    Fourth, the two-pronged nuclear arms race has become three-pronged with the entry of China, impacting strategic stability. Hitherto Russia was the only competitor of the US. However, China’s rising nuclear arsenal, technological advances and ambition to become a “world-class” military by 2049 has posed a major challenge to the US. According to U.S. Defense Department’s annual China Military Power Report, China possesses more than 500 operational nuclear warheads in its inventory and is likely to double that figure by 2030.16

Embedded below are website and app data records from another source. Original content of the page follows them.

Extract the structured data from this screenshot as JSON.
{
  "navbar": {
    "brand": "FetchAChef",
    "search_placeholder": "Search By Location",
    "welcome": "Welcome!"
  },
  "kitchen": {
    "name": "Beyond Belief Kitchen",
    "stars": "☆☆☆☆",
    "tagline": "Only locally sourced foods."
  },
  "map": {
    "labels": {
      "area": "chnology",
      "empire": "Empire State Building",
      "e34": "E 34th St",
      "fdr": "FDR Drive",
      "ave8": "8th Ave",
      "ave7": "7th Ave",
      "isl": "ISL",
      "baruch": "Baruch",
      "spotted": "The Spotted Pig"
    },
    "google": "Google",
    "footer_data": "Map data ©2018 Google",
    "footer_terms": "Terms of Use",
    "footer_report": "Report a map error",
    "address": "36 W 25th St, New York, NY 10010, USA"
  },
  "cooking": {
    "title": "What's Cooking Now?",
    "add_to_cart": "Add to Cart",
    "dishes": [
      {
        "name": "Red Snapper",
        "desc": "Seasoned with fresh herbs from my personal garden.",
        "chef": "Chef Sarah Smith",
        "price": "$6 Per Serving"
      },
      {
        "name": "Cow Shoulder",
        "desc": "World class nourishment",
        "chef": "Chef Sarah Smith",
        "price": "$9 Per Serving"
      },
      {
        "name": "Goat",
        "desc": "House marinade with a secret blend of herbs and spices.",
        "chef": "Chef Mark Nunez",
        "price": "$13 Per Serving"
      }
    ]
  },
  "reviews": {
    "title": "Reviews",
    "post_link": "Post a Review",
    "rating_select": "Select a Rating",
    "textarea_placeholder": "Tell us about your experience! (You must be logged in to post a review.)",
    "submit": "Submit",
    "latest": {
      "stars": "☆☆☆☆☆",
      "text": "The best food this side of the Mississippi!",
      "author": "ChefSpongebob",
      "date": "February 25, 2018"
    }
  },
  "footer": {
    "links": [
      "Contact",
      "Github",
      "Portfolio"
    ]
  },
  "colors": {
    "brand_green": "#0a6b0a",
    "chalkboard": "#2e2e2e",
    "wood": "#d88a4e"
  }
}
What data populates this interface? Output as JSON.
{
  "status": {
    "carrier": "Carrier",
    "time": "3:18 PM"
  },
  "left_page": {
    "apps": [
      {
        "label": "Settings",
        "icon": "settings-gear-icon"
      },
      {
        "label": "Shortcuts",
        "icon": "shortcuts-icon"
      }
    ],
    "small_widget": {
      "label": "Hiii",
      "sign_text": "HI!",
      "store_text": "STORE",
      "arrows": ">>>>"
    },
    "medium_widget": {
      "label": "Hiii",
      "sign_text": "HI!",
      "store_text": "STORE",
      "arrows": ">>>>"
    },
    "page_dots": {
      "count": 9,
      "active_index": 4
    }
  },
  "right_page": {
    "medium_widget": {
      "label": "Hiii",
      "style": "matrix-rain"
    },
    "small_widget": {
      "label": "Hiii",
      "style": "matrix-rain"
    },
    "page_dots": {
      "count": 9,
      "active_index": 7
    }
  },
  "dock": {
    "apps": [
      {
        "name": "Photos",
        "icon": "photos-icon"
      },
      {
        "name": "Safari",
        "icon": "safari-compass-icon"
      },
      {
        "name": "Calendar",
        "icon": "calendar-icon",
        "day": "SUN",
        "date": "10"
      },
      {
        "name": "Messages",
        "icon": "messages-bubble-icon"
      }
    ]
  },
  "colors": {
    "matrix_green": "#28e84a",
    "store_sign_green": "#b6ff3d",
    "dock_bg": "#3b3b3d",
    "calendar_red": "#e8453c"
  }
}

    The one-off arms control meeting between China and the US on 6 November 2023 produced no results. Given the massive increase of China’s nuclear arsenal, a report of the Congressional Commission on the Strategic Posture of the United States published in October 2023 has contended that “the risk of military conflict with either or both Russia and China, while not inevitable, has grown, and with it the risk of nuclear use, possibly against the U.S. homeland.”17 The report further states that the US must take into consideration “the possibility of combined aggression from Russia and China” while determining the size and composition of the nuclear forces so that the country can deter both simultaneously.

    While the war in Ukraine is ongoing and Taiwan is likely to emerge as a hotspot in the Indo-Pacific, the possibility of having to deal with both Russia and China simultaneously may become a reality for the US. Moreover, Russian officials have already threatened to use nuclear weapons against Ukraine in the war. Although the US NSA has assured that the Pentagon would not increase the number of nuclear weapons to outnumber the combined total of Russia and China18 , a future administration in Washington may decide to implement the suggestions of the Congressional report and redefine the size and composition of its nuclear forces. Russia has always taken into account the North Atlantic Treaty Organization (NATO) nuclear arsenal to decide the size and composition of its nuclear forces. Thus, nuclear stability is going to be impacted negatively in the coming days.


    The world is likely to witness a nuclear arms race being played out in both quantitative as well as qualitative terms in the coming years. Nuclear arms control issues between the US and Russia have also been wedded to the Ukraine War. Moreover, the Cold War-era strategic stability has been disturbed by the entry of China into the nuclear arms domain. The three nations are rapidly modernising their nuclear arsenals along with delivery systems. The introduction of hypersonic missiles, fractional orbital bombardment systems, unmanned systems, nuclear-powered delivery systems, and artificial intelligence has added new dimensions to arms development. With the last surviving arms control treaty, the 2010 New START under suspension with no sign of a successor treaty, the post-Cold War nuclear order is under stress.

    Views expressed are of the author and do not necessarily reflect the views of the Manohar Parrrikar IDSA or of the Government of India.